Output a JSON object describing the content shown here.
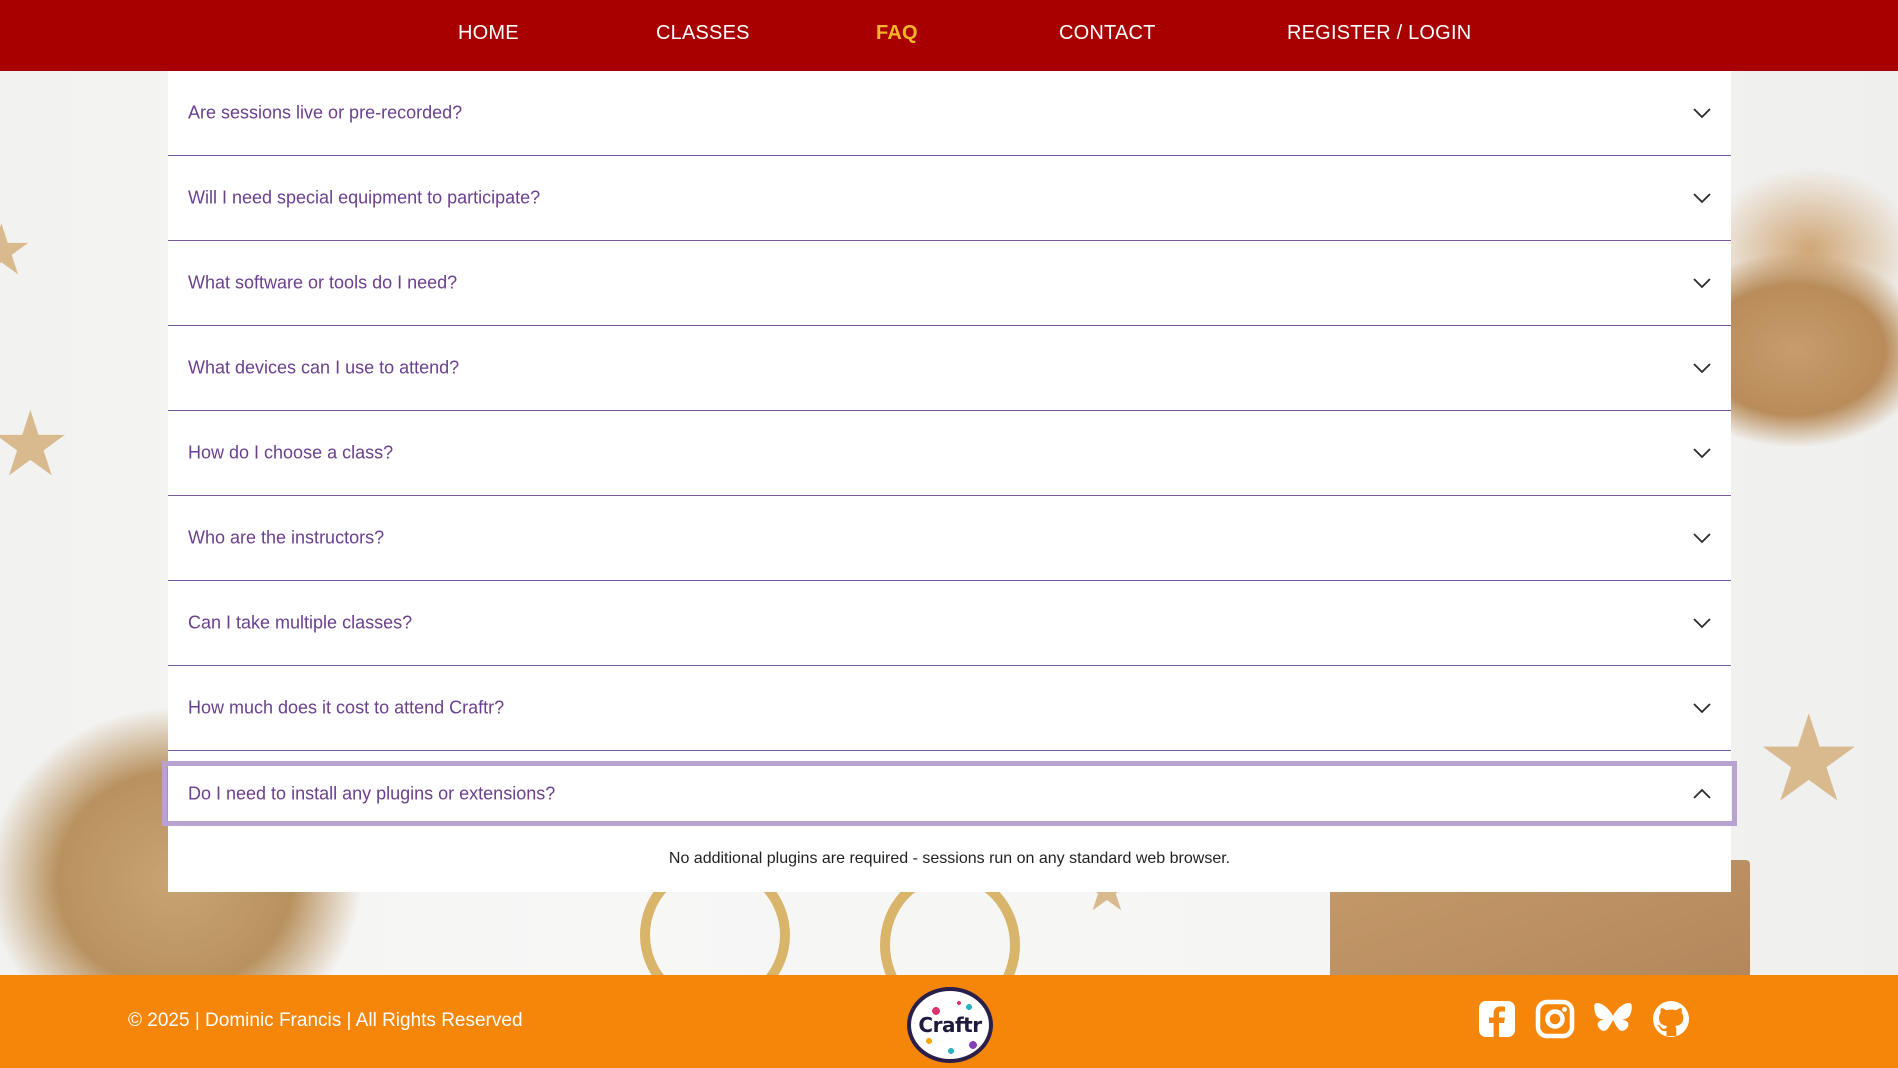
{
  "nav": {
    "items": [
      {
        "label": "HOME"
      },
      {
        "label": "CLASSES"
      },
      {
        "label": "FAQ",
        "active": true
      },
      {
        "label": "CONTACT"
      },
      {
        "label": "REGISTER / LOGIN"
      }
    ]
  },
  "faq": {
    "items": [
      {
        "question": "Are sessions live or pre-recorded?",
        "expanded": false
      },
      {
        "question": "Will I need special equipment to participate?",
        "expanded": false
      },
      {
        "question": "What software or tools do I need?",
        "expanded": false
      },
      {
        "question": "What devices can I use to attend?",
        "expanded": false
      },
      {
        "question": "How do I choose a class?",
        "expanded": false
      },
      {
        "question": "Who are the instructors?",
        "expanded": false
      },
      {
        "question": "Can I take multiple classes?",
        "expanded": false
      },
      {
        "question": "How much does it cost to attend Craftr?",
        "expanded": false
      },
      {
        "question": "Do I need to install any plugins or extensions?",
        "expanded": true,
        "answer": "No additional plugins are required - sessions run on any standard web browser."
      }
    ]
  },
  "footer": {
    "copyright": "© 2025 | Dominic Francis | All Rights Reserved",
    "logo_text": "Craftr",
    "social": [
      "facebook-icon",
      "instagram-icon",
      "bluesky-icon",
      "github-icon"
    ]
  },
  "colors": {
    "header_bg": "#a80000",
    "nav_active": "#f7b32b",
    "question_text": "#6b3f8e",
    "footer_bg": "#f5860a",
    "focus_outline": "#b8a2cf"
  }
}
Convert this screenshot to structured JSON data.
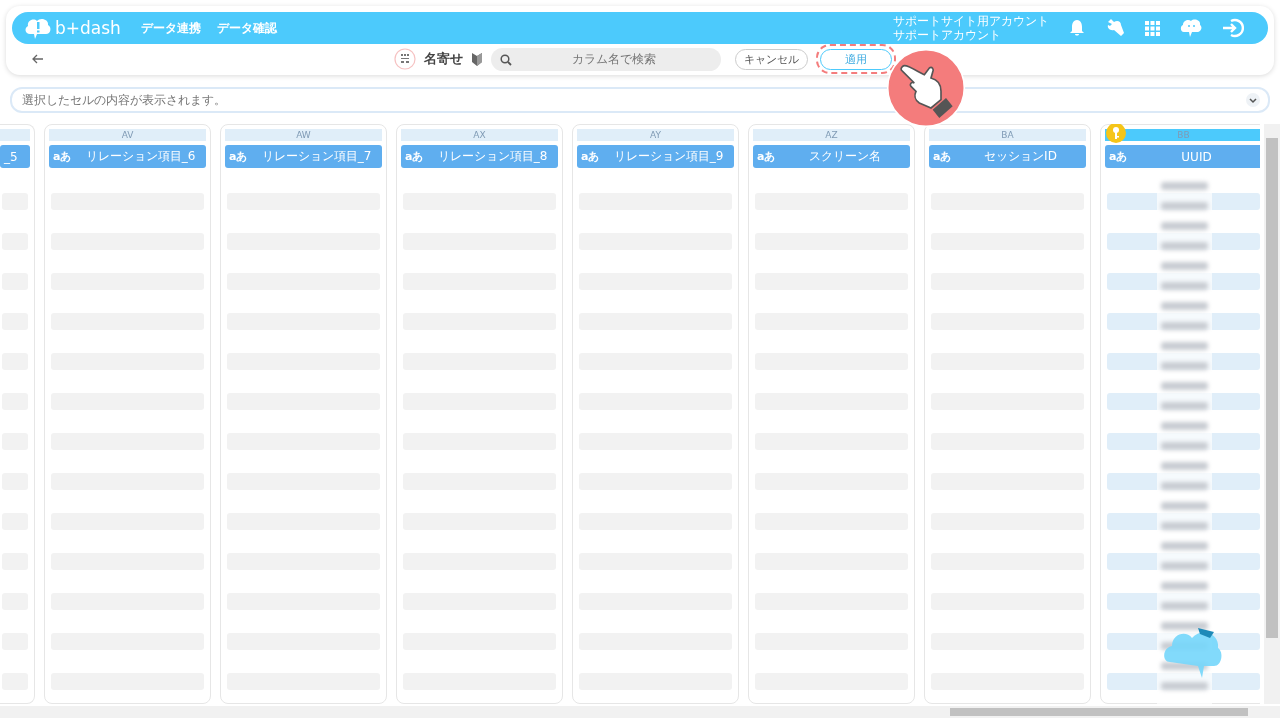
{
  "header": {
    "logo": "b+dash",
    "nav": [
      "データ連携",
      "データ確認"
    ],
    "account": [
      "サポートサイト用アカウント",
      "サポートアカウント"
    ]
  },
  "toolbar": {
    "title": "名寄せ",
    "search": {
      "placeholder": "カラム名で検索"
    },
    "cancel": "キャンセル",
    "apply": "適用",
    "apply_highlighted": true
  },
  "cell_bar": {
    "placeholder": "選択したセルの内容が表示されます。"
  },
  "columns": [
    {
      "kind": "partial",
      "name": "_5",
      "key": false
    },
    {
      "kind": "full",
      "letter": "AV",
      "type_label": "aあ",
      "name": "リレーション項目_6",
      "key": false
    },
    {
      "kind": "full",
      "letter": "AW",
      "type_label": "aあ",
      "name": "リレーション項目_7",
      "key": false
    },
    {
      "kind": "full",
      "letter": "AX",
      "type_label": "aあ",
      "name": "リレーション項目_8",
      "key": false
    },
    {
      "kind": "full",
      "letter": "AY",
      "type_label": "aあ",
      "name": "リレーション項目_9",
      "key": false
    },
    {
      "kind": "full",
      "letter": "AZ",
      "type_label": "aあ",
      "name": "スクリーン名",
      "key": false
    },
    {
      "kind": "full",
      "letter": "BA",
      "type_label": "aあ",
      "name": "セッションID",
      "key": false
    },
    {
      "kind": "full",
      "letter": "BB",
      "type_label": "aあ",
      "name": "UUID",
      "key": true
    }
  ]
}
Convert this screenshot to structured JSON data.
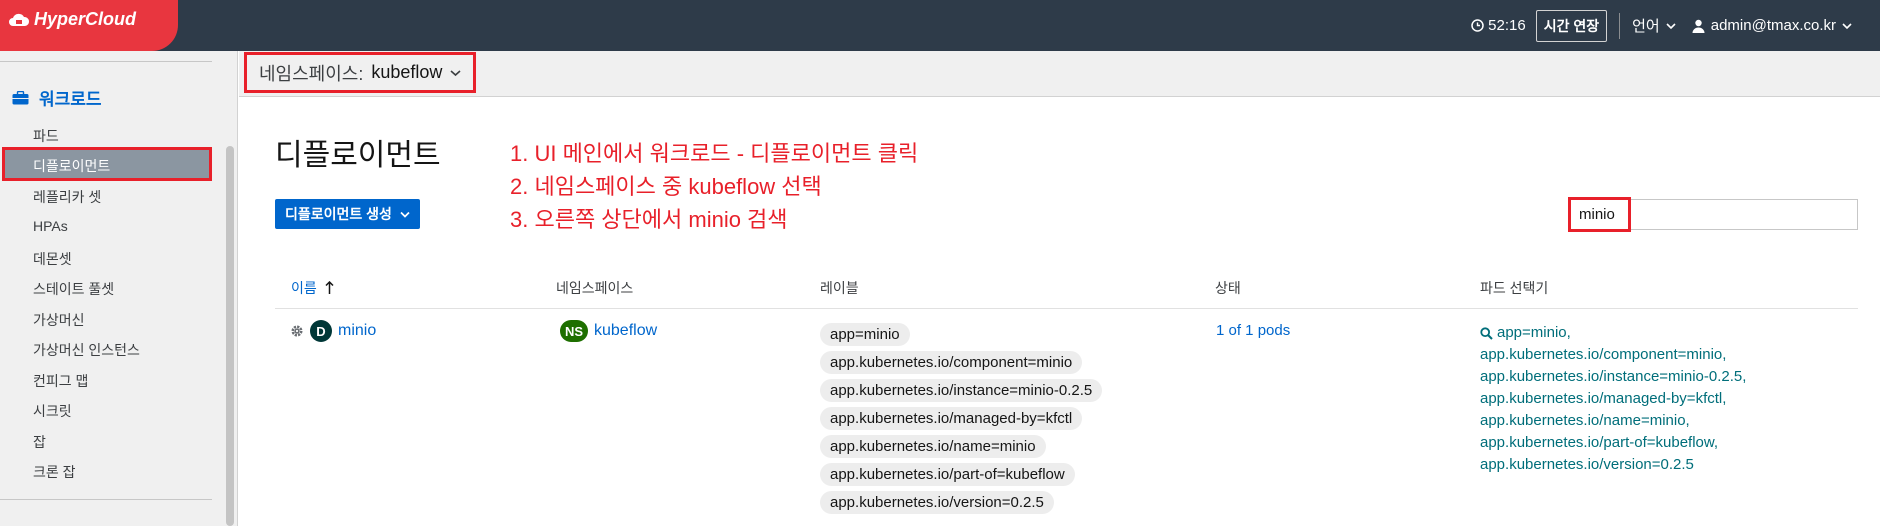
{
  "brand": {
    "name": "HyperCloud",
    "color": "#e8363f"
  },
  "header": {
    "timer": "52:16",
    "extend_label": "시간 연장",
    "language_label": "언어",
    "user": "admin@tmax.co.kr"
  },
  "sidebar": {
    "section_title": "워크로드",
    "items": [
      {
        "label": "파드"
      },
      {
        "label": "디플로이먼트",
        "active": true
      },
      {
        "label": "레플리카 셋"
      },
      {
        "label": "HPAs"
      },
      {
        "label": "데몬셋"
      },
      {
        "label": "스테이트 풀셋"
      },
      {
        "label": "가상머신"
      },
      {
        "label": "가상머신 인스턴스"
      },
      {
        "label": "컨피그 맵"
      },
      {
        "label": "시크릿"
      },
      {
        "label": "잡"
      },
      {
        "label": "크론 잡"
      }
    ]
  },
  "namespace_bar": {
    "label": "네임스페이스:",
    "value": "kubeflow"
  },
  "page": {
    "title": "디플로이먼트",
    "create_button": "디플로이먼트 생성",
    "search_value": "minio"
  },
  "annotations": [
    "1. UI 메인에서 워크로드 - 디플로이먼트 클릭",
    "2. 네임스페이스 중 kubeflow 선택",
    "3. 오른쪽 상단에서 minio 검색"
  ],
  "table": {
    "columns": [
      "이름",
      "네임스페이스",
      "레이블",
      "상태",
      "파드 선택기"
    ],
    "rows": [
      {
        "name_badge": "D",
        "name": "minio",
        "ns_badge": "NS",
        "namespace": "kubeflow",
        "labels": [
          "app=minio",
          "app.kubernetes.io/component=minio",
          "app.kubernetes.io/instance=minio-0.2.5",
          "app.kubernetes.io/managed-by=kfctl",
          "app.kubernetes.io/name=minio",
          "app.kubernetes.io/part-of=kubeflow",
          "app.kubernetes.io/version=0.2.5"
        ],
        "status": "1 of 1 pods",
        "selector": [
          "app=minio,",
          "app.kubernetes.io/component=minio,",
          "app.kubernetes.io/instance=minio-0.2.5,",
          "app.kubernetes.io/managed-by=kfctl,",
          "app.kubernetes.io/name=minio,",
          "app.kubernetes.io/part-of=kubeflow,",
          "app.kubernetes.io/version=0.2.5"
        ]
      }
    ]
  },
  "colors": {
    "accent": "#0066cc",
    "highlight": "#e8202a",
    "masthead": "#2e3b49"
  }
}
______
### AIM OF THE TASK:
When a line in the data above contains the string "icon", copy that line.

### WRITTEN REPLY:
      "facebook-icon",
      "instagram-icon",
      "bluesky-icon",
      "github-icon"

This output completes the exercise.